--- DATA TO PROCESS ---

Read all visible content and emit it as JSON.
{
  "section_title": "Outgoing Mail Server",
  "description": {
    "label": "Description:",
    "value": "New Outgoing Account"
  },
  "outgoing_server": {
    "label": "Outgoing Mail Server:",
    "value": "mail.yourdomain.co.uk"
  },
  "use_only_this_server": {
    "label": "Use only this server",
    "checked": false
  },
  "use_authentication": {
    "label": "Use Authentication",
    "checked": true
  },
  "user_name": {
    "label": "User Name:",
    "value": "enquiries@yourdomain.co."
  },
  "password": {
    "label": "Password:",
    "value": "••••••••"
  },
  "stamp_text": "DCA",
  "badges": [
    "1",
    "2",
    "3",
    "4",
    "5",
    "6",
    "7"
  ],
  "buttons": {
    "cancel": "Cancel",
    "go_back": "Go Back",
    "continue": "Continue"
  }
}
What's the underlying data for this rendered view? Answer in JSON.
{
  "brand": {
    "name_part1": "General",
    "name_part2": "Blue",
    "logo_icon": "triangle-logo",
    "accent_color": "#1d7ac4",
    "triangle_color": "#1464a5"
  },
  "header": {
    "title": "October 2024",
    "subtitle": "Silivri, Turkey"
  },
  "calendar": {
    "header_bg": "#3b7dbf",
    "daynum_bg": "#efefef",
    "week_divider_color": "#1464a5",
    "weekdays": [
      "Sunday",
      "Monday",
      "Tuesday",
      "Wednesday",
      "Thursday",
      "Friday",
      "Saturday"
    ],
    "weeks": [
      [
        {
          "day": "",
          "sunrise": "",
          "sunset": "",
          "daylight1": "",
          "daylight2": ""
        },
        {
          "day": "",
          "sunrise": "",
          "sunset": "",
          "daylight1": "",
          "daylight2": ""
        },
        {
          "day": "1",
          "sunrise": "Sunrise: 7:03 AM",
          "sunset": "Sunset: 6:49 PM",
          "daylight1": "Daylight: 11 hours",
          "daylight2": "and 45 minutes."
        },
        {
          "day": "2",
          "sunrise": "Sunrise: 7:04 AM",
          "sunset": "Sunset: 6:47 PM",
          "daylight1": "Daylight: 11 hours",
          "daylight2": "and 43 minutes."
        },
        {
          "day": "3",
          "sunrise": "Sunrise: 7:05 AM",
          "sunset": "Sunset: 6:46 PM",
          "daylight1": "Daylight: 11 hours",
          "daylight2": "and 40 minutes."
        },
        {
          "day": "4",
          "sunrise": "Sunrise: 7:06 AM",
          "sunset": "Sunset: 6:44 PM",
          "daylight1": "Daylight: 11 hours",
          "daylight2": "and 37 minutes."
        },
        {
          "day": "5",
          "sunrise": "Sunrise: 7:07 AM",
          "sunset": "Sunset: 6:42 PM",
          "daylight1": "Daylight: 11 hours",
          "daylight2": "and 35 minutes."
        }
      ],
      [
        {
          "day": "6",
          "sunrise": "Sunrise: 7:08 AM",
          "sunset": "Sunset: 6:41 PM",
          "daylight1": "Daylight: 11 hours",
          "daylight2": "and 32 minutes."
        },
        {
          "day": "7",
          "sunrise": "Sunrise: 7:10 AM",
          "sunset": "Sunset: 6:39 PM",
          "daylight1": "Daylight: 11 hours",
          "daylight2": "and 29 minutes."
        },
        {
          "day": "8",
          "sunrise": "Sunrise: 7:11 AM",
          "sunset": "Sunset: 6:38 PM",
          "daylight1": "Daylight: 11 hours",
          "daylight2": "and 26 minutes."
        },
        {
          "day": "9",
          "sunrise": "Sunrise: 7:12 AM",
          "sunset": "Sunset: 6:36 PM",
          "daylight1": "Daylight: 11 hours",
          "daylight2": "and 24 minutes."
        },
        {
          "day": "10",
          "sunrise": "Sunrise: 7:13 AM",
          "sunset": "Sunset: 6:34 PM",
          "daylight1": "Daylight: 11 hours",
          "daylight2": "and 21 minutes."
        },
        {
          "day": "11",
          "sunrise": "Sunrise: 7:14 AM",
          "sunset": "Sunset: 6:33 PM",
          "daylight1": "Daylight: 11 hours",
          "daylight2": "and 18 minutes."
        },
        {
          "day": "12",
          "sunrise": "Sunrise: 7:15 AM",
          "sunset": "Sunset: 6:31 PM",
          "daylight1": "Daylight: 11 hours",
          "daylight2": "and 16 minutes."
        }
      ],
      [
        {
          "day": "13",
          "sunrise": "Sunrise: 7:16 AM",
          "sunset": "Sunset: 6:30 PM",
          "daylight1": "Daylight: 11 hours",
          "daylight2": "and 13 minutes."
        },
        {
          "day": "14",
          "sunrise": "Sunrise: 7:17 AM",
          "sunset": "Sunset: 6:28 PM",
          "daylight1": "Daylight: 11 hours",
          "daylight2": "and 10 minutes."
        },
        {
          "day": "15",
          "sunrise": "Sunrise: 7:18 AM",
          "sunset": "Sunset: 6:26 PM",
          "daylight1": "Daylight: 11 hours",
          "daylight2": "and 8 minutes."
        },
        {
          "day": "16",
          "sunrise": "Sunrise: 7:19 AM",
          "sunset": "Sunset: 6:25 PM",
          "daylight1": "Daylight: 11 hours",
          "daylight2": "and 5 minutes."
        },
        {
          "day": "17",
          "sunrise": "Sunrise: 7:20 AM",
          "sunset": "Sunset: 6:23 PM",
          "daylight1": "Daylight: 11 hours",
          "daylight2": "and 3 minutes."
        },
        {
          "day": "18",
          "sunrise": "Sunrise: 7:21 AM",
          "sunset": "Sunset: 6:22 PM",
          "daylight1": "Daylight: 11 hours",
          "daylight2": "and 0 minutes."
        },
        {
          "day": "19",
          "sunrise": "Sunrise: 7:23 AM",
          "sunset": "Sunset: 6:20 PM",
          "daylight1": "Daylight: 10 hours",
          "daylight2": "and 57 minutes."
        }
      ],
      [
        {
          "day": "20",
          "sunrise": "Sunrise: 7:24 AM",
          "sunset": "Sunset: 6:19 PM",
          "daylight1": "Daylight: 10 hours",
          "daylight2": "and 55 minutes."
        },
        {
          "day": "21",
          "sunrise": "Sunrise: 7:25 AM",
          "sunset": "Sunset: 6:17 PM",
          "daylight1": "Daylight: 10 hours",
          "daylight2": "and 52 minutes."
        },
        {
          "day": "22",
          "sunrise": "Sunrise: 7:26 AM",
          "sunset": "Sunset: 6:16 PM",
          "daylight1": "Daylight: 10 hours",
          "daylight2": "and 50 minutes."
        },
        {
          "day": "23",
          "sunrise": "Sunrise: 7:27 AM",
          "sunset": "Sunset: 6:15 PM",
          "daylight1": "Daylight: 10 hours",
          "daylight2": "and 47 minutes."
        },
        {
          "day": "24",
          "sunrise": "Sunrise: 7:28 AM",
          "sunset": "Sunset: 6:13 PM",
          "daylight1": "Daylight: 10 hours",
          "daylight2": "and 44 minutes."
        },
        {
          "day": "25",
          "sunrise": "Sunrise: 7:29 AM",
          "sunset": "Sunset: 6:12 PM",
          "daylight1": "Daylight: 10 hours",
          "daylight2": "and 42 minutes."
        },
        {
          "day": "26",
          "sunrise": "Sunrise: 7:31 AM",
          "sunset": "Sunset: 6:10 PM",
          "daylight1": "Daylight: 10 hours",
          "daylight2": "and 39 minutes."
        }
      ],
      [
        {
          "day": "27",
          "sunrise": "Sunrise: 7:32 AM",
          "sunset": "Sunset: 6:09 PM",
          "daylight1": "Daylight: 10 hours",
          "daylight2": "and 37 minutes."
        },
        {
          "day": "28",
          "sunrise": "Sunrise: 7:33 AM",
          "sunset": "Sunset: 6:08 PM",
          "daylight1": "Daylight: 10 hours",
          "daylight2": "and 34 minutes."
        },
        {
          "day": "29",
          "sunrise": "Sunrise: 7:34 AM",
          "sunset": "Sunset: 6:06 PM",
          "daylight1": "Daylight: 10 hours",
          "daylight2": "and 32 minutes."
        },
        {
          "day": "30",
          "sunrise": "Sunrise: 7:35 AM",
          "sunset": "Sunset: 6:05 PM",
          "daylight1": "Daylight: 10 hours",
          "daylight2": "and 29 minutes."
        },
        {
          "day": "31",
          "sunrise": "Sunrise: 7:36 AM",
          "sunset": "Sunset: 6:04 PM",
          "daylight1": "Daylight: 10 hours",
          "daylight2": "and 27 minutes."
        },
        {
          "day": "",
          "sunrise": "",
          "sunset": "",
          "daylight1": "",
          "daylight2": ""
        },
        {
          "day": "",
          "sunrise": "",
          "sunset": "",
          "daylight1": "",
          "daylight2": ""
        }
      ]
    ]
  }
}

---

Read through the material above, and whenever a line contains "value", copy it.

    "value": "New Outgoing Account"
    "value": "mail.yourdomain.co.uk"
    "value": "enquiries@yourdomain.co."
    "value": "••••••••"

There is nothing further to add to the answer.